Monday, August 31, 2009

Having Fun With Transfers - using gel medium and Mod Podge

Why would anyone want to do a transfer? Wouldn't it be be easier to just glue down a photo or a clipping? But maybe that's too easy for a mixed media lover. In our Melange Team of mixed media artists, we are having a transfer challenge this month. When I began to explore the world of transfers, I discovered what fun it can be! During this last month I have tried many different transfer methods using different liquids and different papers. Here are the two that have worked the best for me.

This is Grey Lady. She was my first successful transfer using gel medium. I started with an actual color photograph of this greyhound printed on cotton that I had purchased a couple of years ago from The Lonesome Pet. (She still sells many different dog breed items on eBay if you are interested.) Using my HP ink jet printer, I copied this color photograph on fabric on to a piece of plain white paper, 24 lb, 96 brightness using only black ink.

Then I laid my own piece of light tan cotton on a cookie sheet and spread on it a layer of Claudine Hellmuth Studio multi/medium matte gel. I used a plastic card, like a credit card,and spread the gel like I would put mayo on bread, a little bit thick. I put the black greyhound print on the white paper face down on to the gel-covered cotton. I burnished it with the back of a spoon to rub it in. I kept burnishing and checking it to see if it was transferring and it was. When I thought it was finished, I checked one corner to see how dark it was, then pulled off the paper. I didn't let the paper dry (that's a different method) and it all came off of the cotton.

I let this transfer dry and later mounted it on light cardboard to make the Grey Lady wall hanging, which is listed in my etsy shop.

The four photos above are samples of my second transfer method - using Mod Podge. I copied a color photograph on to Burlington glossy photo paper (Kodak glossy paper works also.) I used cotton fabric again, and spread on a thin layer of Mod Podge. I didn't use quite as much of the Mod Podge as I did when I used the gel medium. I placed the copied photo face down in the Mod Podge and pressed it down very lightly. No need to burnish or rub it with a spoon. The Mod Podge will begin immediately to loosen the film of color from the photo paper. In 30 to 45 seconds, lift an edge to see if the color film is loose. When all four corners are loose, gently lift off the paper and a thin film with all the color will be left on the cotton. It won't be down into the fabric threads like with a gel transfer, but the film sits on top of the fabric. Your transfer may dry with small wrinkles or imperfections, but that adds to the uniqueness of the transfer. If it dries too glossy for your taste, carefully brush on a layer of matte gel.

Remember if your photo or clipping to be transferred includes words or numbers, print them in reverse on your printer, so they will be readable on your transfer.

Check out the rest of the transfers submitted to our challenge on the Melange blog at:

Don't be afraid to experiment!
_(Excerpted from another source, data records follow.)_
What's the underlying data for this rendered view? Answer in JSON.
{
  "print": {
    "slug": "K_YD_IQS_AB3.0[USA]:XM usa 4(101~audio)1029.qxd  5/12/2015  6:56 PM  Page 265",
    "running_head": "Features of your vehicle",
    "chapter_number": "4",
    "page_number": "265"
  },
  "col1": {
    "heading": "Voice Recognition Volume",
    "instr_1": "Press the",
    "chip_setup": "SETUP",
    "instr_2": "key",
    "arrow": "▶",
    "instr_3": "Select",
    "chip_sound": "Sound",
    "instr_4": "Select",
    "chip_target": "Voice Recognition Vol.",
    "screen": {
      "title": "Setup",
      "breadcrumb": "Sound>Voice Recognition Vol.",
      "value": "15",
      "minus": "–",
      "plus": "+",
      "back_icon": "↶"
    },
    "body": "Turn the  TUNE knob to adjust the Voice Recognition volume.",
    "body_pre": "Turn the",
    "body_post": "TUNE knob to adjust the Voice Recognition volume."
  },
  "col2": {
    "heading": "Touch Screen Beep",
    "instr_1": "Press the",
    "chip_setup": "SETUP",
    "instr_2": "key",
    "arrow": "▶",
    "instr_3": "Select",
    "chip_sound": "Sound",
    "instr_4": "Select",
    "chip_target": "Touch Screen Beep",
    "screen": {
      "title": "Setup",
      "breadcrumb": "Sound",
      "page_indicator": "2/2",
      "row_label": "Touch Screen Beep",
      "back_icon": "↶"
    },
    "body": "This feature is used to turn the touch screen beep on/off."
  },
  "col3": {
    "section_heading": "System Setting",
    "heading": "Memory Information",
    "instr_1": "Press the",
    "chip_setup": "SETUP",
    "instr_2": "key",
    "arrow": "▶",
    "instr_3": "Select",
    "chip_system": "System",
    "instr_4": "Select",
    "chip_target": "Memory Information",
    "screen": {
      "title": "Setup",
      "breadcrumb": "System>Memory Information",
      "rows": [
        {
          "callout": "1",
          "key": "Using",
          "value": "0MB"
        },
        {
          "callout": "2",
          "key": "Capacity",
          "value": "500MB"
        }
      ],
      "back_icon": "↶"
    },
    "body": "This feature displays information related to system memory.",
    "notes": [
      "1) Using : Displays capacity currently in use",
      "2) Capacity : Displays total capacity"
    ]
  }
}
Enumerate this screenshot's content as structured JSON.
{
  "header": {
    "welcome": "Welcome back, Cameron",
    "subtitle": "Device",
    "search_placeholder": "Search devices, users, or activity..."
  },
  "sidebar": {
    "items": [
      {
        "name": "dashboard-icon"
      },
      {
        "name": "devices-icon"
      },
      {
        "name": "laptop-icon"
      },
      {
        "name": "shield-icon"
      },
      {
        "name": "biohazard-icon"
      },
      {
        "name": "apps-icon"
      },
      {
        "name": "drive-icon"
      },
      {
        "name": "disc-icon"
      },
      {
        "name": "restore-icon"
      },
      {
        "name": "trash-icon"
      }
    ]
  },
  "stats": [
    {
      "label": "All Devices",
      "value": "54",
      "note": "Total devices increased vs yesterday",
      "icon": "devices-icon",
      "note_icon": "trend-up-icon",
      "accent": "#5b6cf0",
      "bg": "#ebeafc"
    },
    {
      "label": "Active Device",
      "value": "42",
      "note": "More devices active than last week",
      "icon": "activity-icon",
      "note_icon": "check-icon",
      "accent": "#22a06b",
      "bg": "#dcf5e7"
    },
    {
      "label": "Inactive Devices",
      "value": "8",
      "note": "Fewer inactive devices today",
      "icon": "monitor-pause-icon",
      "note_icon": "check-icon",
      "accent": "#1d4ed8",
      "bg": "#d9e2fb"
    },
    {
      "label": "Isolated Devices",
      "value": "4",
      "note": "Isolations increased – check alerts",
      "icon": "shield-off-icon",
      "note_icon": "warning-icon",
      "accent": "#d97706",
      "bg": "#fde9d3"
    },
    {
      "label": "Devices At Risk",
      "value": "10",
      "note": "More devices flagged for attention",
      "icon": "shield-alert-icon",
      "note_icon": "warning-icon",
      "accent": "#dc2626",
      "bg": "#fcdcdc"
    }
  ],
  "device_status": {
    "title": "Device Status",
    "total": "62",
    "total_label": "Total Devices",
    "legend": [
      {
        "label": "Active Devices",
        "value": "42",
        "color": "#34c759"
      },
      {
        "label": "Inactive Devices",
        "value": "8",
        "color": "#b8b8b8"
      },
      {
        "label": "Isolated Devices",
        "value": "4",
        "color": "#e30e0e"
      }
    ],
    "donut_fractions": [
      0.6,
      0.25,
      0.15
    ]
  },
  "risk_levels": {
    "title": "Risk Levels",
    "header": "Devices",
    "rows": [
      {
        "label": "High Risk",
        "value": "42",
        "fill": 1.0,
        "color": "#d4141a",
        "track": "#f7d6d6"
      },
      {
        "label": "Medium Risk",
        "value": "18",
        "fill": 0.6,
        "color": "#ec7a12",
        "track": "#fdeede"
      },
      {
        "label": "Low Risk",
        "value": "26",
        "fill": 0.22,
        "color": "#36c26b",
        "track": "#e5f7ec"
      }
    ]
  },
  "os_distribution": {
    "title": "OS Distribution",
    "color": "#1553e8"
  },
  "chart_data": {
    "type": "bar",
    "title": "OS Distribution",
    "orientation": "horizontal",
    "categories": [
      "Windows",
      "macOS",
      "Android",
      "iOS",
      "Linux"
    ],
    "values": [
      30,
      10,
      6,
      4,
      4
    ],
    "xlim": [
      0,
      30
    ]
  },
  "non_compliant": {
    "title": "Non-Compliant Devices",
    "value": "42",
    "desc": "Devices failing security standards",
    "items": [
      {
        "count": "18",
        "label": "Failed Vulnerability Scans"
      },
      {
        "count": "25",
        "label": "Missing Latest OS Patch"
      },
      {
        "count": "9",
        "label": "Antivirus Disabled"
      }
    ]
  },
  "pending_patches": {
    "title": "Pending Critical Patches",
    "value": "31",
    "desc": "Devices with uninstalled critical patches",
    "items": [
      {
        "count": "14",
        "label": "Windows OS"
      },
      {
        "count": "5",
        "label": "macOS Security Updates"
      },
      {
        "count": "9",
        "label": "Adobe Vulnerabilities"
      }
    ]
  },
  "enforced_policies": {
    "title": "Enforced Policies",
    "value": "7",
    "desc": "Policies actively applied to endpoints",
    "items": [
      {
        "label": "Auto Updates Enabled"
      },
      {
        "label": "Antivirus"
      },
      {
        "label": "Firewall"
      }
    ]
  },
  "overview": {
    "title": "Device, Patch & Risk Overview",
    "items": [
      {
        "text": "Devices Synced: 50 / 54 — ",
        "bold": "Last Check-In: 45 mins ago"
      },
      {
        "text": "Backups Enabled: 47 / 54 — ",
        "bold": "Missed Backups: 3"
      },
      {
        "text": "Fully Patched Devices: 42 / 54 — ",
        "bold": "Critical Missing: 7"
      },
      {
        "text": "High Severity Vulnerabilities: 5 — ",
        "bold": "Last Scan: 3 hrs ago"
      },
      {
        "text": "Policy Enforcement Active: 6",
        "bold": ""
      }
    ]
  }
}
Keep trying and invent new ways too!

Midwestie Lady - Linda B.

Wednesday, August 5, 2009

"We are Family"

I used a print of a photo from my family taken in 1944, writing scraps from vintage letters, tissue paper birds, paper daisies, and three Inchy Art blocks with "W" "E" and "Family." The exact title is "We R Family" and you have to search a bit for the "R."
I used gloss gel medium , heavy matte medium, Staz-On ink, acrylic paints, E6000 glue and images of an angel and dark texture. Four colors of acrylic paints are layered for the background.

After I gathered all my materials and wrote down my idea, then my new printer stopped printing, and I couldn't use any transfer method for the main photo. So I chose a print copy of a family photo instead and forged ahead, letting the ideas flow and the pieces come together. The quote on the side is: The family is one of nature's masterpieces - George Santayana. How true for both our families and our feathered friends.